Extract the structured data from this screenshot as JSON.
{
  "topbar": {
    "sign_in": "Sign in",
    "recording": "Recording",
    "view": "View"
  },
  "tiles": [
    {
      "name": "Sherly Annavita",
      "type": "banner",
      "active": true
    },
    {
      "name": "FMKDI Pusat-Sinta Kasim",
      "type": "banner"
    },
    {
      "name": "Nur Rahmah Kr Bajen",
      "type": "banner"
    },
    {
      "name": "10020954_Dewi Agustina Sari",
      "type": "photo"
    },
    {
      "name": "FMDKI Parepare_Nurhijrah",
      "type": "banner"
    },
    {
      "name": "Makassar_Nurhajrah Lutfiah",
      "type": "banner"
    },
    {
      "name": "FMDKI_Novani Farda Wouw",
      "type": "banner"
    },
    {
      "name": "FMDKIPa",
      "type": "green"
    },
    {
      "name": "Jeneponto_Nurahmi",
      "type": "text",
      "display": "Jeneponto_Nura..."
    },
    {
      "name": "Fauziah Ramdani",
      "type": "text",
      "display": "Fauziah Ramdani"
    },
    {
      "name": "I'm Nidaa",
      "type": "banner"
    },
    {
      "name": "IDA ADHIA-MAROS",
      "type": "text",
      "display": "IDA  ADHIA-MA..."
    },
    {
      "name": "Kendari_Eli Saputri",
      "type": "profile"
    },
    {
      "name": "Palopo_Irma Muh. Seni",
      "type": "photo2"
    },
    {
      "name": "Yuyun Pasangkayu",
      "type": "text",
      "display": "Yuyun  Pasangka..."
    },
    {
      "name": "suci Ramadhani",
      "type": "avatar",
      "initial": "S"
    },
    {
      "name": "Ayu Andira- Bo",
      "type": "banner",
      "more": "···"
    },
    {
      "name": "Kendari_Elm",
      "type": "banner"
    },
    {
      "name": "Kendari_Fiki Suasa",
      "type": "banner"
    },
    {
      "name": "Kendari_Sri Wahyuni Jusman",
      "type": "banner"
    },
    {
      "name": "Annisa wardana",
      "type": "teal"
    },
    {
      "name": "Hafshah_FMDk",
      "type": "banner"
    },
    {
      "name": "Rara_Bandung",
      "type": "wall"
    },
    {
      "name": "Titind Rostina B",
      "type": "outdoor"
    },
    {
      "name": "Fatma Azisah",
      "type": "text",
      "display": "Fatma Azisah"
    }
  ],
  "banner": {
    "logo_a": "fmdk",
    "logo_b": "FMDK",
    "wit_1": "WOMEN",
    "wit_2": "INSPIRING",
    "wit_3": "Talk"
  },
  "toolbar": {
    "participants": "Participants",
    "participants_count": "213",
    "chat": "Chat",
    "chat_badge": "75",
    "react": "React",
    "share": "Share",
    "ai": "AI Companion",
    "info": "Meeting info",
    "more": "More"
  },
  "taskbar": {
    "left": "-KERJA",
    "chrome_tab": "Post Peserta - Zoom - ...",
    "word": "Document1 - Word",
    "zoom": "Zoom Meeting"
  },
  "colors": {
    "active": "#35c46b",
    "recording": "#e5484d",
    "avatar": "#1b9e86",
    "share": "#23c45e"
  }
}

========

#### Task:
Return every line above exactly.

#### Result of the task:
Extract the structured data from this screenshot as JSON.
{
  "topbar": {
    "sign_in": "Sign in",
    "recording": "Recording",
    "view": "View"
  },
  "tiles": [
    {
      "name": "Sherly Annavita",
      "type": "banner",
      "active": true
    },
    {
      "name": "FMKDI Pusat-Sinta Kasim",
      "type": "banner"
    },
    {
      "name": "Nur Rahmah Kr Bajen",
      "type": "banner"
    },
    {
      "name": "10020954_Dewi Agustina Sari",
      "type": "photo"
    },
    {
      "name": "FMDKI Parepare_Nurhijrah",
      "type": "banner"
    },
    {
      "name": "Makassar_Nurhajrah Lutfiah",
      "type": "banner"
    },
    {
      "name": "FMDKI_Novani Farda Wouw",
      "type": "banner"
    },
    {
      "name": "FMDKIPa",
      "type": "green"
    },
    {
      "name": "Jeneponto_Nurahmi",
      "type": "text",
      "display": "Jeneponto_Nura..."
    },
    {
      "name": "Fauziah Ramdani",
      "type": "text",
      "display": "Fauziah Ramdani"
    },
    {
      "name": "I'm Nidaa",
      "type": "banner"
    },
    {
      "name": "IDA ADHIA-MAROS",
      "type": "text",
      "display": "IDA  ADHIA-MA..."
    },
    {
      "name": "Kendari_Eli Saputri",
      "type": "profile"
    },
    {
      "name": "Palopo_Irma Muh. Seni",
      "type": "photo2"
    },
    {
      "name": "Yuyun Pasangkayu",
      "type": "text",
      "display": "Yuyun  Pasangka..."
    },
    {
      "name": "suci Ramadhani",
      "type": "avatar",
      "initial": "S"
    },
    {
      "name": "Ayu Andira- Bo",
      "type": "banner",
      "more": "···"
    },
    {
      "name": "Kendari_Elm",
      "type": "banner"
    },
    {
      "name": "Kendari_Fiki Suasa",
      "type": "banner"
    },
    {
      "name": "Kendari_Sri Wahyuni Jusman",
      "type": "banner"
    },
    {
      "name": "Annisa wardana",
      "type": "teal"
    },
    {
      "name": "Hafshah_FMDk",
      "type": "banner"
    },
    {
      "name": "Rara_Bandung",
      "type": "wall"
    },
    {
      "name": "Titind Rostina B",
      "type": "outdoor"
    },
    {
      "name": "Fatma Azisah",
      "type": "text",
      "display": "Fatma Azisah"
    }
  ],
  "banner": {
    "logo_a": "fmdk",
    "logo_b": "FMDK",
    "wit_1": "WOMEN",
    "wit_2": "INSPIRING",
    "wit_3": "Talk"
  },
  "toolbar": {
    "participants": "Participants",
    "participants_count": "213",
    "chat": "Chat",
    "chat_badge": "75",
    "react": "React",
    "share": "Share",
    "ai": "AI Companion",
    "info": "Meeting info",
    "more": "More"
  },
  "taskbar": {
    "left": "-KERJA",
    "chrome_tab": "Post Peserta - Zoom - ...",
    "word": "Document1 - Word",
    "zoom": "Zoom Meeting"
  },
  "colors": {
    "active": "#35c46b",
    "recording": "#e5484d",
    "avatar": "#1b9e86",
    "share": "#23c45e"
  }
}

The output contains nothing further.